Though he passed away seven years ago from a congenital heart defect, Joe Strummer’s death continues to resonate with me. If Streetcore was any indication, the man still had more songs to write and sing, and it drives me crazy that, one day, I’ll have heard his entire output and there won’t be any more surprises. Until then, though, I’ve been doing my best to color in the margins. The first five Clash albums are all essential listening, as is B-sides collection Super Black Market Clash. I’m waiting for the day I finally cave and buy Cut the Crap, an album so bad that most people don’t even know or acknowledge its existence. There are the three albums Strummer cut with the Mescaleros, which I think are just as good as the Clash’s output. There are Earthquake Weather and assorted singles like “Love Kills,” “The Harder They Come,” and “It’s a Rockin’ World.” My quest to stay in touch with Strummer has since led me to
Walker, the movie, is an intentionally historically inaccurate bio-pic about William Walker (played by Ed Harris), an American who declared himself President of Nicaragua pretty much because he had enough money and firepower to do so. Strummer played a supporting role in the picture, perhaps thanks to his involvement with Cox in Sid and Nancy and Straight to Hell, and composed the soundtrack.

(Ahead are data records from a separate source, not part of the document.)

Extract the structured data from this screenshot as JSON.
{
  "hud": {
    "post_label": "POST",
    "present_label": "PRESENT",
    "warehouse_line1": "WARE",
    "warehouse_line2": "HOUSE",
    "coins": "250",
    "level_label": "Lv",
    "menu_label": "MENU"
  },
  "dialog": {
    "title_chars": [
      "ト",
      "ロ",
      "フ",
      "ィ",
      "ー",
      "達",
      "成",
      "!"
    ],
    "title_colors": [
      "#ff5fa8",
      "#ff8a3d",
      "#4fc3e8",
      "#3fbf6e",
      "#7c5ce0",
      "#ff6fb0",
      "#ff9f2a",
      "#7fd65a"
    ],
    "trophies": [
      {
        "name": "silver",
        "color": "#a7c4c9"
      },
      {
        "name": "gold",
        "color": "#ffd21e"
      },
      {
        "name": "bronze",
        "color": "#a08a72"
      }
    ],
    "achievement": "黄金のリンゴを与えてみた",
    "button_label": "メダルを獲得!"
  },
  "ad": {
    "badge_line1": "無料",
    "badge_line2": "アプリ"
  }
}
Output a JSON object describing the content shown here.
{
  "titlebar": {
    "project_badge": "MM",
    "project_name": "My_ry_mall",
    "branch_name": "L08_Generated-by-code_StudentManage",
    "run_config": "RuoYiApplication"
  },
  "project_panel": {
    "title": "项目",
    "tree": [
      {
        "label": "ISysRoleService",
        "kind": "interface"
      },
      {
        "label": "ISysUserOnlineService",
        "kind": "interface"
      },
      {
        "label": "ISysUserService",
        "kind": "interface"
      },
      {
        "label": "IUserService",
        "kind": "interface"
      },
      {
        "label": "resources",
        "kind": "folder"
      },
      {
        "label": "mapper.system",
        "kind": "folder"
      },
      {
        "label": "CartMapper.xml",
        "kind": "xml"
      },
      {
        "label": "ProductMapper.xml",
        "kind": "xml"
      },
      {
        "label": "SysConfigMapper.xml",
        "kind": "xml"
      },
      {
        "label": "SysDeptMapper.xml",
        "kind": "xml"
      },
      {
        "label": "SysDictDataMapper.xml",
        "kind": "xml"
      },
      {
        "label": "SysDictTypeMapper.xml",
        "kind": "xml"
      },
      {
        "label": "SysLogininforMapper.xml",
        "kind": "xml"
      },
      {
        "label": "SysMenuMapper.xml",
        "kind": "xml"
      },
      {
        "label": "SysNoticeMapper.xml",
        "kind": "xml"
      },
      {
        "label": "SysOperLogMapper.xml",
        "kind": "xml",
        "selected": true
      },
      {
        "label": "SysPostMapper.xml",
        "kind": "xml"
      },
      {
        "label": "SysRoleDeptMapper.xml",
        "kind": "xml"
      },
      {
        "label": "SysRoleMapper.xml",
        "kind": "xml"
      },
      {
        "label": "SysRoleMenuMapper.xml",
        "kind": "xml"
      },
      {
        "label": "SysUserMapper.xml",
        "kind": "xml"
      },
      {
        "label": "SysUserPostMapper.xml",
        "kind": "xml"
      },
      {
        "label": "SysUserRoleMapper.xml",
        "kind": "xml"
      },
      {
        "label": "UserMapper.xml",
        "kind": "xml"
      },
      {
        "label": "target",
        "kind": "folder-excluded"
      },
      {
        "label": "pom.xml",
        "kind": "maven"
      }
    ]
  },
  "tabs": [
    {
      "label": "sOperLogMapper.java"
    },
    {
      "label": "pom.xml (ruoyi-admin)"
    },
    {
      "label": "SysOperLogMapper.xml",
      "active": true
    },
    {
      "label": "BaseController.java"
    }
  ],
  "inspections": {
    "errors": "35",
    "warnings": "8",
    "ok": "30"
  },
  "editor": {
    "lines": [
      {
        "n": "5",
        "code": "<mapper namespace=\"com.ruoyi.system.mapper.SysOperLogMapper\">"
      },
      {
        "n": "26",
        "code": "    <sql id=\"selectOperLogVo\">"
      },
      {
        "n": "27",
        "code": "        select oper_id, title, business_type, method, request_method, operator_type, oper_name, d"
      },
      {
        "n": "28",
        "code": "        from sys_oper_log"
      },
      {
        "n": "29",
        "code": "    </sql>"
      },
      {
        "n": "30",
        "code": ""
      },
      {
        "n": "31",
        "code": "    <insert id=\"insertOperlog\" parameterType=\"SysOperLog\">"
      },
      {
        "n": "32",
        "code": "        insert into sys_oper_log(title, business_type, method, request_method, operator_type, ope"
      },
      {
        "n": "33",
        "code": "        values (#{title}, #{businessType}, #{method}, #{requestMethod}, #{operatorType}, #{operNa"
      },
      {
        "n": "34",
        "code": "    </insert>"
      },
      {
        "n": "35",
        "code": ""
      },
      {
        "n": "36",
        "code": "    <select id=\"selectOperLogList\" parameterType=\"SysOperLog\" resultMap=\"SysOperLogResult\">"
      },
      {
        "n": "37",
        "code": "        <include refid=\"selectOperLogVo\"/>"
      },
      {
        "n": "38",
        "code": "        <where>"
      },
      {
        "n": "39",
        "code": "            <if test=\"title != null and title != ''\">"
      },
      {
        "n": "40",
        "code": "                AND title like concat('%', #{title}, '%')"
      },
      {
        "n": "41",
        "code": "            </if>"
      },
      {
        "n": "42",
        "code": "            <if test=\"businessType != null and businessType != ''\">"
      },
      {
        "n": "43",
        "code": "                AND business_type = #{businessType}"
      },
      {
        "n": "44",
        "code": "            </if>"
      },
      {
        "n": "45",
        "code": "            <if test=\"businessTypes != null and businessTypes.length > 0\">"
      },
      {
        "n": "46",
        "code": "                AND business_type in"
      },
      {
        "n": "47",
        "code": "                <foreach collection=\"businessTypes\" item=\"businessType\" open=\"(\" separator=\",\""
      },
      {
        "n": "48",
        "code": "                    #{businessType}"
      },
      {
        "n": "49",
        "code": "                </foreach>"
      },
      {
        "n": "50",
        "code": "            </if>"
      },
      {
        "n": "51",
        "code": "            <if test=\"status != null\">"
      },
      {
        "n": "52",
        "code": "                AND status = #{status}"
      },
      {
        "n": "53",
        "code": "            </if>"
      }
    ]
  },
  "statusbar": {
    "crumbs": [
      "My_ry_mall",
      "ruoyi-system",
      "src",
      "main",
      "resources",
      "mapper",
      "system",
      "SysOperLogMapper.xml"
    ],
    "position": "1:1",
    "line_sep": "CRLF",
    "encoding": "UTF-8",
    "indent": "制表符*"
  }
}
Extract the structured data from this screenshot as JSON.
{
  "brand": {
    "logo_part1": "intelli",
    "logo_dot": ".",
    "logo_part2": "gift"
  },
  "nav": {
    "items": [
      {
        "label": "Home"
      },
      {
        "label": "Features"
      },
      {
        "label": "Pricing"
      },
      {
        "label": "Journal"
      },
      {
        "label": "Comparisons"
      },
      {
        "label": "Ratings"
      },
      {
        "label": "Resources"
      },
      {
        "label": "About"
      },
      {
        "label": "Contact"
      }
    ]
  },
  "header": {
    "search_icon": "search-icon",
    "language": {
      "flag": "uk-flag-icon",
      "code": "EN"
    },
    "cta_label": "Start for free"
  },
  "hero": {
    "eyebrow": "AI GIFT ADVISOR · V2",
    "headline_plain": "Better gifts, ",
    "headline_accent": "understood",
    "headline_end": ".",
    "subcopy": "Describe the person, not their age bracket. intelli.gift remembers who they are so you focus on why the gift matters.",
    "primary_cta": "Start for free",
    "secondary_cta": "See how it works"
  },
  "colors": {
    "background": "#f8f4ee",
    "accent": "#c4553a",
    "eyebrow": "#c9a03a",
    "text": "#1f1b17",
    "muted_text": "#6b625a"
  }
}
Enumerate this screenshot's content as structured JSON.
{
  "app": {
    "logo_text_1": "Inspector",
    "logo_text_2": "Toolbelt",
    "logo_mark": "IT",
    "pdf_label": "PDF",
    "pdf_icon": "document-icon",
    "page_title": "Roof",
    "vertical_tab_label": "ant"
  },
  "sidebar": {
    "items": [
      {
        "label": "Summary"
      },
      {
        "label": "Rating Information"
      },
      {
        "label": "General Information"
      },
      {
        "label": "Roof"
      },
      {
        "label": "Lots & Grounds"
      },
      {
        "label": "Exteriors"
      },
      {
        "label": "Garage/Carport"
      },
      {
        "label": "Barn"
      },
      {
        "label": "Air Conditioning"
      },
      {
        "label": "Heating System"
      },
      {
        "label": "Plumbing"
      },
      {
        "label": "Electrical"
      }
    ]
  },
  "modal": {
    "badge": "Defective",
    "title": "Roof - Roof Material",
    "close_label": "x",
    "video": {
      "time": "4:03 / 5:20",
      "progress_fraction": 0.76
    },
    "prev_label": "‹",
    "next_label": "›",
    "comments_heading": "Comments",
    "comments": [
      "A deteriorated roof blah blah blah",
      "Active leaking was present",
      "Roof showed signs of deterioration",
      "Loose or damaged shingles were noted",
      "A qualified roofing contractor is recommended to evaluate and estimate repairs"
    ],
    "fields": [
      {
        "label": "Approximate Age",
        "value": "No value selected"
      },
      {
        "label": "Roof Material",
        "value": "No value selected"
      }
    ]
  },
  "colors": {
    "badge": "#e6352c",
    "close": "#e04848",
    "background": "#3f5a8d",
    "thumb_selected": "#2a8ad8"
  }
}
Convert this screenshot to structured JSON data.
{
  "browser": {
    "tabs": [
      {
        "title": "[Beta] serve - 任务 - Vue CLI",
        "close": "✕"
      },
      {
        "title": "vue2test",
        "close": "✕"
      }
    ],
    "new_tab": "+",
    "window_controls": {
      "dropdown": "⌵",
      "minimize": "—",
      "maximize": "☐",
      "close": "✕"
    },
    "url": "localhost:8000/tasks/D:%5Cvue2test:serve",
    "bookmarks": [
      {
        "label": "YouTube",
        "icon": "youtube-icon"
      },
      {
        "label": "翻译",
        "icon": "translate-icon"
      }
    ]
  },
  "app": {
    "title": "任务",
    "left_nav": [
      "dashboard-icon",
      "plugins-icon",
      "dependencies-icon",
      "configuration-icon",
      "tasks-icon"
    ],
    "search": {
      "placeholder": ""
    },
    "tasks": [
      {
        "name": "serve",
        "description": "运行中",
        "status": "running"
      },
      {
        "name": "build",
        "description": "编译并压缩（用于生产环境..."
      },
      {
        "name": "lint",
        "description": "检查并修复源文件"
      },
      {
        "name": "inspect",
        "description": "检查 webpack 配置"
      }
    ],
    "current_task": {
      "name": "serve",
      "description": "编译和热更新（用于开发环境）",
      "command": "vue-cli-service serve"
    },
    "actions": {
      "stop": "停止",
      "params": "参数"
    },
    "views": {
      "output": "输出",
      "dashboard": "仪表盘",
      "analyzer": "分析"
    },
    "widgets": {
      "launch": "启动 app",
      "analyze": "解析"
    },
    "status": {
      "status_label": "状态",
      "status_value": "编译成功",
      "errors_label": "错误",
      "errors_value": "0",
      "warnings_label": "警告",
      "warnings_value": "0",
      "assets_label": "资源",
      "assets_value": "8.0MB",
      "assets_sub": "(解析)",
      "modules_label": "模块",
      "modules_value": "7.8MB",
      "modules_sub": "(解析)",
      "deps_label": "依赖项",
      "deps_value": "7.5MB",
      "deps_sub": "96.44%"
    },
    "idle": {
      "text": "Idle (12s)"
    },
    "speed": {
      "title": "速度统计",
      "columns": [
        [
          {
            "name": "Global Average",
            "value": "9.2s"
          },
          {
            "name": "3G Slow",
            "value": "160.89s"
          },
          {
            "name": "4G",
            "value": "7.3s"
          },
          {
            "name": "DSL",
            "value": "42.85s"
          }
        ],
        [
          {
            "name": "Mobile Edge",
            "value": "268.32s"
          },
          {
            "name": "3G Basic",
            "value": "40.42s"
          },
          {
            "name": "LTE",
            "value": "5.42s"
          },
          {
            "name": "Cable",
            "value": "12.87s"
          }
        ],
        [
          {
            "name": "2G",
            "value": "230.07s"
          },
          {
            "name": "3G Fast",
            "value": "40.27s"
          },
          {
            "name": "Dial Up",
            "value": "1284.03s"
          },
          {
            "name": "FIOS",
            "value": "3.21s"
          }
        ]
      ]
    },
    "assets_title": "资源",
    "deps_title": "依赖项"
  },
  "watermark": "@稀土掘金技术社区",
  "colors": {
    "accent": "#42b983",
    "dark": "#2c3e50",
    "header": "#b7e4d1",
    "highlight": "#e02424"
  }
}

The album is an interesting listen for Strummer fans, in that it downplays most of Strummer’s strengths. There’s no reggae, and Strummer sings for only a few of the 14 tunes. Rather, he trusted his assembled studio musicians and, with the help of violinist Dick Bright, provided rough sketches for the group to draw from. Once he handed over the demos, according to Chris Salewicz’s excellent book Redemption Song: The Ballad of Joe Strummer, ol’ Joe would head out for breakfast in the afternoon while the band added touches to his foundation. The result is a record that, while not as immediate as, say, London Calling, is still appealing.